=== Section Start ===

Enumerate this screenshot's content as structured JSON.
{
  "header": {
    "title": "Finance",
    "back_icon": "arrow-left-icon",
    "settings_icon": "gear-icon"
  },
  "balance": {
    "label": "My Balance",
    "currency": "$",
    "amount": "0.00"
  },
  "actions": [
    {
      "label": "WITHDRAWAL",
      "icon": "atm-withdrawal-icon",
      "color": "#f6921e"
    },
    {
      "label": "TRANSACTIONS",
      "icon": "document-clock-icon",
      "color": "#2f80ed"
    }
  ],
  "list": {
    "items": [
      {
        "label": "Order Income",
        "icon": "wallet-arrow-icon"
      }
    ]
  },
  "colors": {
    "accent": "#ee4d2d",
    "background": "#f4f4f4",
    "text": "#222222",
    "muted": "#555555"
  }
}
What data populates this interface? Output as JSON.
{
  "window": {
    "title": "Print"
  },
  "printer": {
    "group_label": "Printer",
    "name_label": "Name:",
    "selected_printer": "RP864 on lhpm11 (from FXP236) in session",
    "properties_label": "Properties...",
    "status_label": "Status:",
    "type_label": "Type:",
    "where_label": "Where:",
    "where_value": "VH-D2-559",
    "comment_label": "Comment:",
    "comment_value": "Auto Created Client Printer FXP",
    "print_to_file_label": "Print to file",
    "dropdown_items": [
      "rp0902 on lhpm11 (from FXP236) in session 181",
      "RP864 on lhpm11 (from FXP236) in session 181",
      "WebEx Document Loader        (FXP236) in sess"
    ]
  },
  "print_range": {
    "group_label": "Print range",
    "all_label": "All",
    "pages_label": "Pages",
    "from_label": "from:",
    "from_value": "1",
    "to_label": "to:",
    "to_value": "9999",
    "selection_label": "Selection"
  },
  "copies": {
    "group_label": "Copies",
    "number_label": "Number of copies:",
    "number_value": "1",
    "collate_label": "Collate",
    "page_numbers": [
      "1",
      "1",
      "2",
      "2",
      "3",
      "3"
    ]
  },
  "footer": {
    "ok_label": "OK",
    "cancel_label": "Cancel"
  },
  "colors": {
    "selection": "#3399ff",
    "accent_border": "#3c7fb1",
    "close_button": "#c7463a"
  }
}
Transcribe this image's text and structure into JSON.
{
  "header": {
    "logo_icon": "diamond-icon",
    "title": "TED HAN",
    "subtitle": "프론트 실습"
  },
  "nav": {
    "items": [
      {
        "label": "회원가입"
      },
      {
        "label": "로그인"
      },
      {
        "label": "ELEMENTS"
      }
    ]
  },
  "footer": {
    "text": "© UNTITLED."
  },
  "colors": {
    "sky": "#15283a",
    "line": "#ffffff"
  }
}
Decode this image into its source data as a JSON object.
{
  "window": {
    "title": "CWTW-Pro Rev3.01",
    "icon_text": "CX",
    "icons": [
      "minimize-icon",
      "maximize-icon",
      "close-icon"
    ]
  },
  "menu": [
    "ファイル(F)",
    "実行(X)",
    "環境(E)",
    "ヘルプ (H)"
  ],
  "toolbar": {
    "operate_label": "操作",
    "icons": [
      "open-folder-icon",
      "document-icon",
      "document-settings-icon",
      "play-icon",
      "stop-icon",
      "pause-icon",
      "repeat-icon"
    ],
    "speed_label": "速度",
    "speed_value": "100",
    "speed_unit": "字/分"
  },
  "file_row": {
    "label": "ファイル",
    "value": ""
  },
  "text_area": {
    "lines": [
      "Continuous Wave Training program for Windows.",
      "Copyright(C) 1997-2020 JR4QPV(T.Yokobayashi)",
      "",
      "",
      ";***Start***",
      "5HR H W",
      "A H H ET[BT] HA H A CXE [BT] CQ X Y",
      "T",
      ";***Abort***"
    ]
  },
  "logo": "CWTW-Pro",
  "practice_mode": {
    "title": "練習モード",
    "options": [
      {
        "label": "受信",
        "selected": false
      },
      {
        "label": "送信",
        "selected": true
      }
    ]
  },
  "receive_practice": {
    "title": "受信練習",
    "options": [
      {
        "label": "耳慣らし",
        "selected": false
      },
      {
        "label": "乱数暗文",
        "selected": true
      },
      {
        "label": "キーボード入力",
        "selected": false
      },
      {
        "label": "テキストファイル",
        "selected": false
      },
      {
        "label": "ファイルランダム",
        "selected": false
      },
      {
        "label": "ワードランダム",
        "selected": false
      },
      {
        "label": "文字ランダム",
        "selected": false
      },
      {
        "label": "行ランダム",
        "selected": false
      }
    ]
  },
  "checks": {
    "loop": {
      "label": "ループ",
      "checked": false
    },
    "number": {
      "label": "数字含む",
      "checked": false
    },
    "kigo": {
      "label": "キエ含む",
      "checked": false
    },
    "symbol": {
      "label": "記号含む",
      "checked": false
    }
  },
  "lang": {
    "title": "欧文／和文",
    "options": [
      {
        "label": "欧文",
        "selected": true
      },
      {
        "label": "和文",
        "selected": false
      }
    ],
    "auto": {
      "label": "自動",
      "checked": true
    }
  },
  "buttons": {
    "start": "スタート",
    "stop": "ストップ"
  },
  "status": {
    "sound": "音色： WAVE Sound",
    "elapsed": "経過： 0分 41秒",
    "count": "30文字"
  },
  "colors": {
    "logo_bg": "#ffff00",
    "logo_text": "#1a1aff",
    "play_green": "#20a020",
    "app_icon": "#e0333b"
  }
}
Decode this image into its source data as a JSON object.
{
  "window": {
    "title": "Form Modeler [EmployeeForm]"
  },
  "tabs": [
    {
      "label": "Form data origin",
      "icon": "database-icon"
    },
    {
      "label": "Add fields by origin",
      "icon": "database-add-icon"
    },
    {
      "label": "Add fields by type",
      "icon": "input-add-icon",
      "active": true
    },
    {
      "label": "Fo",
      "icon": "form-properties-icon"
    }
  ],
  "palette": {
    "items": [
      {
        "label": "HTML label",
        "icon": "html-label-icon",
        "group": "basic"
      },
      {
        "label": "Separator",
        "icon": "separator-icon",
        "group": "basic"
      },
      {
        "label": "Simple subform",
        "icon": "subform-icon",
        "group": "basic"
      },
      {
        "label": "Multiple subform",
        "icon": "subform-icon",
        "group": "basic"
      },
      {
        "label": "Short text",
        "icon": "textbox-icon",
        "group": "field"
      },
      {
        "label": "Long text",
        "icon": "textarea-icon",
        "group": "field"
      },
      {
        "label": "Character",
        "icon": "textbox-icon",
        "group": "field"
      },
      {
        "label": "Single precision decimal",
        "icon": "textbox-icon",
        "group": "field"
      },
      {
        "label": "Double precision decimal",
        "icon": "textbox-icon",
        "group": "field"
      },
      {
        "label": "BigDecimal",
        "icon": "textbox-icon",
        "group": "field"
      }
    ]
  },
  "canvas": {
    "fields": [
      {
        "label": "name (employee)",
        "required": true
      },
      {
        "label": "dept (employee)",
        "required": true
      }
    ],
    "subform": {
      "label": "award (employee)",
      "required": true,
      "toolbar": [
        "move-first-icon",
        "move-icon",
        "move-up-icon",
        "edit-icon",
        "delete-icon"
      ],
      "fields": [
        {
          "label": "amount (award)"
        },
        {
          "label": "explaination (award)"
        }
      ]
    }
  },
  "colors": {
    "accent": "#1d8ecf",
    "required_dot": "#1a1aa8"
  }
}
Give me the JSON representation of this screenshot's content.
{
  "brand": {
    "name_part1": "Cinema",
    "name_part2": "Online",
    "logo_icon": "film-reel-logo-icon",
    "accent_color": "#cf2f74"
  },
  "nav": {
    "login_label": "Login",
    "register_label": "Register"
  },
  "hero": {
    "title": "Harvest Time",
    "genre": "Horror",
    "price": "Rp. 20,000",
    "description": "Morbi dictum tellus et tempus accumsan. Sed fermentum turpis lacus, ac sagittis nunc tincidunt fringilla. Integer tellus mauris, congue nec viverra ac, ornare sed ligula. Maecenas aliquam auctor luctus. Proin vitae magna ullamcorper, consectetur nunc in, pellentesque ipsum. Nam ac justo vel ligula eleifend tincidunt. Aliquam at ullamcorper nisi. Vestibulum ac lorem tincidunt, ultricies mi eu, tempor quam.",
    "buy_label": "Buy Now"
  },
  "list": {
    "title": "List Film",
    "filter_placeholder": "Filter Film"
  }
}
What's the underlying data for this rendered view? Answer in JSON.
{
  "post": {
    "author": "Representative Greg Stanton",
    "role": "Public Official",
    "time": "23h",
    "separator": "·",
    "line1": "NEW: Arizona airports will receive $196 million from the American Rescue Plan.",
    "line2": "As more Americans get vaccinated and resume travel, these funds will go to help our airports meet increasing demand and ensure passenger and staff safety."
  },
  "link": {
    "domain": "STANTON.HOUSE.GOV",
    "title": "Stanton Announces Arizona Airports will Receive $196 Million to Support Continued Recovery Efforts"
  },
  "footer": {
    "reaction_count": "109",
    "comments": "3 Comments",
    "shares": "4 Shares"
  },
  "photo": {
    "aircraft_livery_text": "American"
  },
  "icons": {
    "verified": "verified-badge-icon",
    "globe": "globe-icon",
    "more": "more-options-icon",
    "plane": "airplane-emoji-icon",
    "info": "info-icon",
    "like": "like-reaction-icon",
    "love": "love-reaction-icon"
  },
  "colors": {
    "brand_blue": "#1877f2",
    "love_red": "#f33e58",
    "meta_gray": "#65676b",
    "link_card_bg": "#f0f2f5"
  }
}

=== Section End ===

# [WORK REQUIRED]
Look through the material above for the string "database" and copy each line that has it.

# [ANSWER SPACE]
      "icon": "database-icon"
      "icon": "database-add-icon"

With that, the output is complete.